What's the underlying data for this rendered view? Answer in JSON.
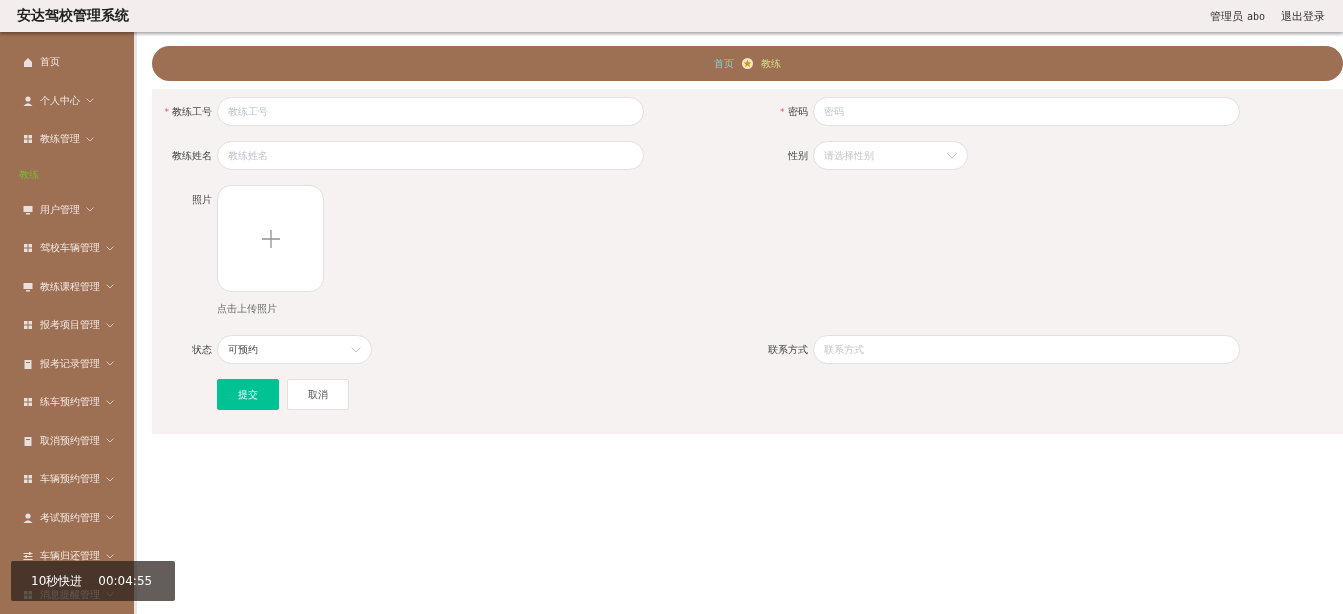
{
  "header": {
    "title": "安达驾校管理系统",
    "user_label": "管理员",
    "user_name": "abo",
    "logout": "退出登录"
  },
  "sidebar": {
    "items": [
      {
        "label": "首页",
        "has_arrow": false
      },
      {
        "label": "个人中心",
        "has_arrow": true
      },
      {
        "label": "教练管理",
        "has_arrow": true,
        "children": [
          {
            "label": "教练",
            "selected": true
          }
        ]
      },
      {
        "label": "用户管理",
        "has_arrow": true
      },
      {
        "label": "驾校车辆管理",
        "has_arrow": true
      },
      {
        "label": "教练课程管理",
        "has_arrow": true
      },
      {
        "label": "报考项目管理",
        "has_arrow": true
      },
      {
        "label": "报考记录管理",
        "has_arrow": true
      },
      {
        "label": "练车预约管理",
        "has_arrow": true
      },
      {
        "label": "取消预约管理",
        "has_arrow": true
      },
      {
        "label": "车辆预约管理",
        "has_arrow": true
      },
      {
        "label": "考试预约管理",
        "has_arrow": true
      },
      {
        "label": "车辆归还管理",
        "has_arrow": true
      },
      {
        "label": "消息提醒管理",
        "has_arrow": true
      }
    ]
  },
  "breadcrumb": [
    "首页",
    "教练"
  ],
  "form": {
    "rows": [
      [
        {
          "kind": "input",
          "label": "教练工号",
          "required_mark": "*",
          "placeholder": "教练工号"
        },
        {
          "kind": "input",
          "label": "密码",
          "required_mark": "*",
          "placeholder": "密码"
        }
      ],
      [
        {
          "kind": "input",
          "label": "教练姓名",
          "placeholder": "教练姓名"
        },
        {
          "kind": "select",
          "label": "性别",
          "placeholder": "请选择性别"
        }
      ],
      [
        {
          "kind": "upload",
          "label": "照片",
          "hint": "点击上传照片"
        }
      ],
      [
        {
          "kind": "select",
          "label": "状态",
          "value": "可预约"
        },
        {
          "kind": "input",
          "label": "联系方式",
          "placeholder": "联系方式"
        }
      ]
    ],
    "buttons": [
      {
        "label": "提交",
        "kind": "primary"
      },
      {
        "label": "取消",
        "kind": "plain"
      }
    ]
  },
  "player_overlay": {
    "label": "10秒快进",
    "time": "00:04:55"
  }
}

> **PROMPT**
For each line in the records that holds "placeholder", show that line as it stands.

> **COMPLETED TASK**
          "placeholder": "教练工号"
          "placeholder": "密码"
          "placeholder": "教练姓名"
          "placeholder": "请选择性别"
          "placeholder": "联系方式"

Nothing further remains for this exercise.